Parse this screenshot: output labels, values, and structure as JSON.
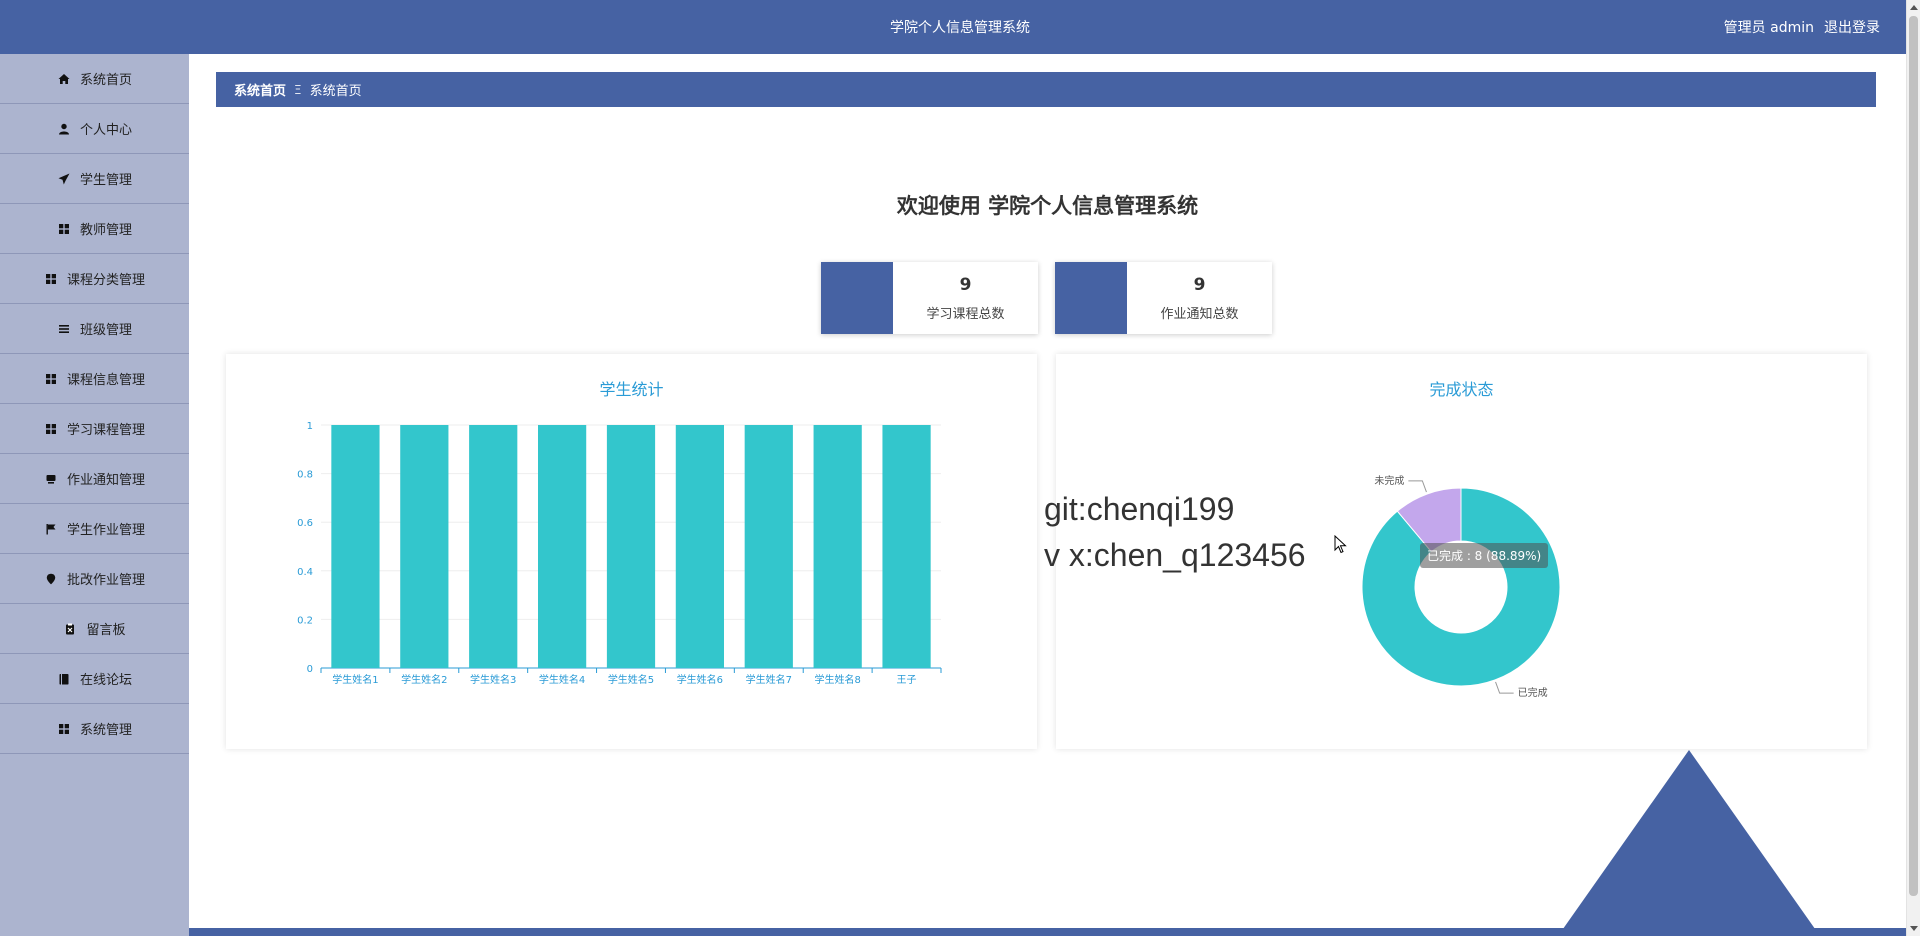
{
  "header": {
    "title": "学院个人信息管理系统",
    "user_label": "管理员 admin",
    "logout_label": "退出登录"
  },
  "sidebar": {
    "items": [
      {
        "label": "系统首页",
        "icon": "home-icon"
      },
      {
        "label": "个人中心",
        "icon": "user-icon"
      },
      {
        "label": "学生管理",
        "icon": "send-icon"
      },
      {
        "label": "教师管理",
        "icon": "grid-icon"
      },
      {
        "label": "课程分类管理",
        "icon": "grid-icon"
      },
      {
        "label": "班级管理",
        "icon": "list-icon"
      },
      {
        "label": "课程信息管理",
        "icon": "grid-icon"
      },
      {
        "label": "学习课程管理",
        "icon": "grid-icon"
      },
      {
        "label": "作业通知管理",
        "icon": "inbox-icon"
      },
      {
        "label": "学生作业管理",
        "icon": "flag-icon"
      },
      {
        "label": "批改作业管理",
        "icon": "pin-icon"
      },
      {
        "label": "留言板",
        "icon": "clipboard-icon"
      },
      {
        "label": "在线论坛",
        "icon": "book-icon"
      },
      {
        "label": "系统管理",
        "icon": "grid-icon"
      }
    ]
  },
  "breadcrumb": {
    "item1": "系统首页",
    "separator": "Ξ",
    "item2": "系统首页"
  },
  "welcome": "欢迎使用 学院个人信息管理系统",
  "stats": [
    {
      "value": "9",
      "label": "学习课程总数"
    },
    {
      "value": "9",
      "label": "作业通知总数"
    }
  ],
  "watermark": {
    "line1": "git:chenqi199",
    "line2": "v x:chen_q123456"
  },
  "colors": {
    "primary": "#4662a3",
    "bar": "#33c6cc",
    "pie_done": "#33c6cc",
    "pie_undone": "#c3a7ec",
    "title_blue": "#2a9bd6"
  },
  "chart_data": [
    {
      "type": "bar",
      "title": "学生统计",
      "categories": [
        "学生姓名1",
        "学生姓名2",
        "学生姓名3",
        "学生姓名4",
        "学生姓名5",
        "学生姓名6",
        "学生姓名7",
        "学生姓名8",
        "王子"
      ],
      "values": [
        1,
        1,
        1,
        1,
        1,
        1,
        1,
        1,
        1
      ],
      "ylim": [
        0,
        1
      ],
      "yticks": [
        "0",
        "0.2",
        "0.4",
        "0.6",
        "0.8",
        "1"
      ],
      "xlabel": "",
      "ylabel": "",
      "grid": true
    },
    {
      "type": "pie",
      "title": "完成状态",
      "slices": [
        {
          "name": "已完成",
          "value": 8
        },
        {
          "name": "未完成",
          "value": 1
        }
      ],
      "tooltip": "已完成 : 8 (88.89%)"
    }
  ]
}
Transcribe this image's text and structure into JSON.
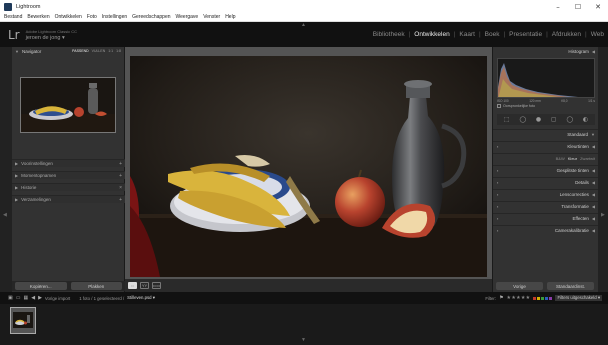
{
  "window": {
    "title": "Lightroom",
    "controls": [
      "–",
      "☐",
      "✕"
    ]
  },
  "menubar": [
    "Bestand",
    "Bewerken",
    "Ontwikkelen",
    "Foto",
    "Instellingen",
    "Gereedschappen",
    "Weergave",
    "Venster",
    "Help"
  ],
  "identity": {
    "logo": "Lr",
    "account_line": "Adobe Lightroom Classic CC",
    "user_name": "jeroen de jong ▾",
    "modules": [
      "Bibliotheek",
      "Ontwikkelen",
      "Kaart",
      "Boek",
      "Presentatie",
      "Afdrukken",
      "Web"
    ],
    "active_module": "Ontwikkelen"
  },
  "left_panel": {
    "navigator": {
      "title": "Navigator",
      "zoom_options": [
        "PASSEND",
        "VULLEN",
        "1:1",
        "1:8"
      ],
      "active_zoom": "PASSEND"
    },
    "sections": [
      "Voorinstellingen",
      "Momentopnamen",
      "Historie",
      "Verzamelingen"
    ],
    "buttons": {
      "copy": "Kopiëren...",
      "paste": "Plakken"
    }
  },
  "center_toolbar": {
    "views": [
      "▭",
      "YY",
      "▭▭"
    ]
  },
  "right_panel": {
    "histogram_title": "Histogram",
    "histogram_info": [
      "ISO 100",
      "120 mm",
      "f/8,0",
      "1/1 s"
    ],
    "original_photo": "Oorspronkelijke foto",
    "tools": [
      "⬚",
      "◯",
      "●",
      "▢",
      "◯",
      "◐"
    ],
    "basic_title": "Standaard",
    "profile_row": [
      "B&W",
      "Kleur",
      "Zwartwit"
    ],
    "sections": [
      "Kleurtinten",
      "Gesplitste tinten",
      "Details",
      "Lenscorrecties",
      "Transformatie",
      "Effecten",
      "Camerakalibratie"
    ],
    "buttons": {
      "previous": "Vorige",
      "reset": "Standaardinst."
    }
  },
  "filmstrip_bar": {
    "import_label": "Vorige import",
    "count_text": "1 foto / 1 geselecteerd /",
    "filename": "Stilleven.psd ▾",
    "filter_label": "Filter:",
    "stars": "★★★★★",
    "filter_select": "Filters uitgeschakeld ▾",
    "color_dots": [
      "#c0392b",
      "#d4b000",
      "#3a9a3a",
      "#2a5fbf",
      "#8a3aa8"
    ]
  },
  "colors": {
    "accent": "#eaeaea",
    "panel": "#323232",
    "center_bg": "#545454"
  }
}
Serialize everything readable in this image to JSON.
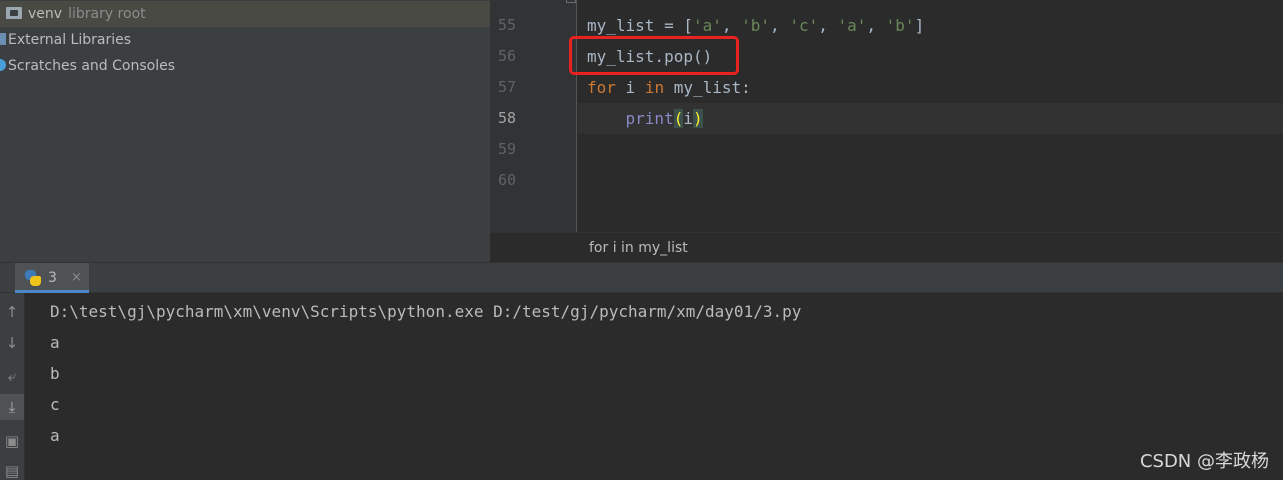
{
  "project_tree": {
    "venv_label": "venv",
    "venv_hint": "library root",
    "external_libraries": "External Libraries",
    "scratches": "Scratches and Consoles"
  },
  "editor": {
    "lines": [
      {
        "number": "55",
        "tokens": [
          {
            "t": "my_list = [",
            "c": ""
          },
          {
            "t": "'a'",
            "c": "str"
          },
          {
            "t": ", ",
            "c": ""
          },
          {
            "t": "'b'",
            "c": "str"
          },
          {
            "t": ", ",
            "c": ""
          },
          {
            "t": "'c'",
            "c": "str"
          },
          {
            "t": ", ",
            "c": ""
          },
          {
            "t": "'a'",
            "c": "str"
          },
          {
            "t": ", ",
            "c": ""
          },
          {
            "t": "'b'",
            "c": "str"
          },
          {
            "t": "]",
            "c": ""
          }
        ]
      },
      {
        "number": "56",
        "tokens": [
          {
            "t": "my_list.pop()",
            "c": ""
          }
        ]
      },
      {
        "number": "57",
        "tokens": [
          {
            "t": "for",
            "c": "kw"
          },
          {
            "t": " i ",
            "c": ""
          },
          {
            "t": "in",
            "c": "kw"
          },
          {
            "t": " my_list:",
            "c": ""
          }
        ]
      },
      {
        "number": "58",
        "tokens": [
          {
            "t": "    ",
            "c": ""
          },
          {
            "t": "print",
            "c": "builtin"
          },
          {
            "t": "(",
            "c": "paren-match"
          },
          {
            "t": "i",
            "c": ""
          },
          {
            "t": ")",
            "c": "paren-match"
          }
        ]
      },
      {
        "number": "59",
        "tokens": []
      },
      {
        "number": "60",
        "tokens": []
      }
    ],
    "caret_line": "58",
    "breadcrumb": "for i in my_list"
  },
  "run_window": {
    "tab_label": "3",
    "tab_close": "×",
    "toolbar_icons": [
      "arrow-up-icon",
      "arrow-down-icon",
      "soft-wrap-icon",
      "scroll-to-end-icon",
      "print-icon",
      "trash-icon"
    ],
    "console_lines": [
      "D:\\test\\gj\\pycharm\\xm\\venv\\Scripts\\python.exe D:/test/gj/pycharm/xm/day01/3.py",
      "a",
      "b",
      "c",
      "a"
    ]
  },
  "colors": {
    "highlight_box": "#e8231f",
    "keyword": "#cc7832",
    "string": "#6a8759",
    "builtin": "#8888c6"
  },
  "watermark": "CSDN @李政杨"
}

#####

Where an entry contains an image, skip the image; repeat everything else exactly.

• [Task solution]
Parse this screenshot: output labels, values, and structure as JSON.
{
  "header": {
    "title": "学院个人信息管理系统",
    "user_label": "管理员 admin",
    "logout_label": "退出登录"
  },
  "sidebar": {
    "items": [
      {
        "label": "系统首页",
        "icon": "home-icon"
      },
      {
        "label": "个人中心",
        "icon": "user-icon"
      },
      {
        "label": "学生管理",
        "icon": "send-icon"
      },
      {
        "label": "教师管理",
        "icon": "grid-icon"
      },
      {
        "label": "课程分类管理",
        "icon": "grid-icon"
      },
      {
        "label": "班级管理",
        "icon": "list-icon"
      },
      {
        "label": "课程信息管理",
        "icon": "grid-icon"
      },
      {
        "label": "学习课程管理",
        "icon": "grid-icon"
      },
      {
        "label": "作业通知管理",
        "icon": "inbox-icon"
      },
      {
        "label": "学生作业管理",
        "icon": "flag-icon"
      },
      {
        "label": "批改作业管理",
        "icon": "pin-icon"
      },
      {
        "label": "留言板",
        "icon": "clipboard-icon"
      },
      {
        "label": "在线论坛",
        "icon": "book-icon"
      },
      {
        "label": "系统管理",
        "icon": "grid-icon"
      }
    ]
  },
  "breadcrumb": {
    "item1": "系统首页",
    "separator": "Ξ",
    "item2": "系统首页"
  },
  "welcome": "欢迎使用 学院个人信息管理系统",
  "stats": [
    {
      "value": "9",
      "label": "学习课程总数"
    },
    {
      "value": "9",
      "label": "作业通知总数"
    }
  ],
  "watermark": {
    "line1": "git:chenqi199",
    "line2": "v x:chen_q123456"
  },
  "colors": {
    "primary": "#4662a3",
    "bar": "#33c6cc",
    "pie_done": "#33c6cc",
    "pie_undone": "#c3a7ec",
    "title_blue": "#2a9bd6"
  },
  "chart_data": [
    {
      "type": "bar",
      "title": "学生统计",
      "categories": [
        "学生姓名1",
        "学生姓名2",
        "学生姓名3",
        "学生姓名4",
        "学生姓名5",
        "学生姓名6",
        "学生姓名7",
        "学生姓名8",
        "王子"
      ],
      "values": [
        1,
        1,
        1,
        1,
        1,
        1,
        1,
        1,
        1
      ],
      "ylim": [
        0,
        1
      ],
      "yticks": [
        "0",
        "0.2",
        "0.4",
        "0.6",
        "0.8",
        "1"
      ],
      "xlabel": "",
      "ylabel": "",
      "grid": true
    },
    {
      "type": "pie",
      "title": "完成状态",
      "slices": [
        {
          "name": "已完成",
          "value": 8
        },
        {
          "name": "未完成",
          "value": 1
        }
      ],
      "tooltip": "已完成 : 8 (88.89%)"
    }
  ]
}
Transcribe this image's text and structure into JSON.
{
  "window": {
    "title": "Lightroom",
    "controls": [
      "–",
      "☐",
      "✕"
    ]
  },
  "menubar": [
    "Bestand",
    "Bewerken",
    "Ontwikkelen",
    "Foto",
    "Instellingen",
    "Gereedschappen",
    "Weergave",
    "Venster",
    "Help"
  ],
  "identity": {
    "logo": "Lr",
    "account_line": "Adobe Lightroom Classic CC",
    "user_name": "jeroen de jong ▾",
    "modules": [
      "Bibliotheek",
      "Ontwikkelen",
      "Kaart",
      "Boek",
      "Presentatie",
      "Afdrukken",
      "Web"
    ],
    "active_module": "Ontwikkelen"
  },
  "left_panel": {
    "navigator": {
      "title": "Navigator",
      "zoom_options": [
        "PASSEND",
        "VULLEN",
        "1:1",
        "1:8"
      ],
      "active_zoom": "PASSEND"
    },
    "sections": [
      "Voorinstellingen",
      "Momentopnamen",
      "Historie",
      "Verzamelingen"
    ],
    "buttons": {
      "copy": "Kopiëren...",
      "paste": "Plakken"
    }
  },
  "center_toolbar": {
    "views": [
      "▭",
      "YY",
      "▭▭"
    ]
  },
  "right_panel": {
    "histogram_title": "Histogram",
    "histogram_info": [
      "ISO 100",
      "120 mm",
      "f/8,0",
      "1/1 s"
    ],
    "original_photo": "Oorspronkelijke foto",
    "tools": [
      "⬚",
      "◯",
      "●",
      "▢",
      "◯",
      "◐"
    ],
    "basic_title": "Standaard",
    "profile_row": [
      "B&W",
      "Kleur",
      "Zwartwit"
    ],
    "sections": [
      "Kleurtinten",
      "Gesplitste tinten",
      "Details",
      "Lenscorrecties",
      "Transformatie",
      "Effecten",
      "Camerakalibratie"
    ],
    "buttons": {
      "previous": "Vorige",
      "reset": "Standaardinst."
    }
  },
  "filmstrip_bar": {
    "import_label": "Vorige import",
    "count_text": "1 foto / 1 geselecteerd /",
    "filename": "Stilleven.psd ▾",
    "filter_label": "Filter:",
    "stars": "★★★★★",
    "filter_select": "Filters uitgeschakeld ▾",
    "color_dots": [
      "#c0392b",
      "#d4b000",
      "#3a9a3a",
      "#2a5fbf",
      "#8a3aa8"
    ]
  },
  "colors": {
    "accent": "#eaeaea",
    "panel": "#323232",
    "center_bg": "#545454"
  }
}
Serialize everything readable in this image to JSON.
{
  "project_tree": {
    "venv_label": "venv",
    "venv_hint": "library root",
    "external_libraries": "External Libraries",
    "scratches": "Scratches and Consoles"
  },
  "editor": {
    "lines": [
      {
        "number": "55",
        "tokens": [
          {
            "t": "my_list = [",
            "c": ""
          },
          {
            "t": "'a'",
            "c": "str"
          },
          {
            "t": ", ",
            "c": ""
          },
          {
            "t": "'b'",
            "c": "str"
          },
          {
            "t": ", ",
            "c": ""
          },
          {
            "t": "'c'",
            "c": "str"
          },
          {
            "t": ", ",
            "c": ""
          },
          {
            "t": "'a'",
            "c": "str"
          },
          {
            "t": ", ",
            "c": ""
          },
          {
            "t": "'b'",
            "c": "str"
          },
          {
            "t": "]",
            "c": ""
          }
        ]
      },
      {
        "number": "56",
        "tokens": [
          {
            "t": "my_list.pop()",
            "c": ""
          }
        ]
      },
      {
        "number": "57",
        "tokens": [
          {
            "t": "for",
            "c": "kw"
          },
          {
            "t": " i ",
            "c": ""
          },
          {
            "t": "in",
            "c": "kw"
          },
          {
            "t": " my_list:",
            "c": ""
          }
        ]
      },
      {
        "number": "58",
        "tokens": [
          {
            "t": "    ",
            "c": ""
          },
          {
            "t": "print",
            "c": "builtin"
          },
          {
            "t": "(",
            "c": "paren-match"
          },
          {
            "t": "i",
            "c": ""
          },
          {
            "t": ")",
            "c": "paren-match"
          }
        ]
      },
      {
        "number": "59",
        "tokens": []
      },
      {
        "number": "60",
        "tokens": []
      }
    ],
    "caret_line": "58",
    "breadcrumb": "for i in my_list"
  },
  "run_window": {
    "tab_label": "3",
    "tab_close": "×",
    "toolbar_icons": [
      "arrow-up-icon",
      "arrow-down-icon",
      "soft-wrap-icon",
      "scroll-to-end-icon",
      "print-icon",
      "trash-icon"
    ],
    "console_lines": [
      "D:\\test\\gj\\pycharm\\xm\\venv\\Scripts\\python.exe D:/test/gj/pycharm/xm/day01/3.py",
      "a",
      "b",
      "c",
      "a"
    ]
  },
  "colors": {
    "highlight_box": "#e8231f",
    "keyword": "#cc7832",
    "string": "#6a8759",
    "builtin": "#8888c6"
  },
  "watermark": "CSDN @李政杨"
}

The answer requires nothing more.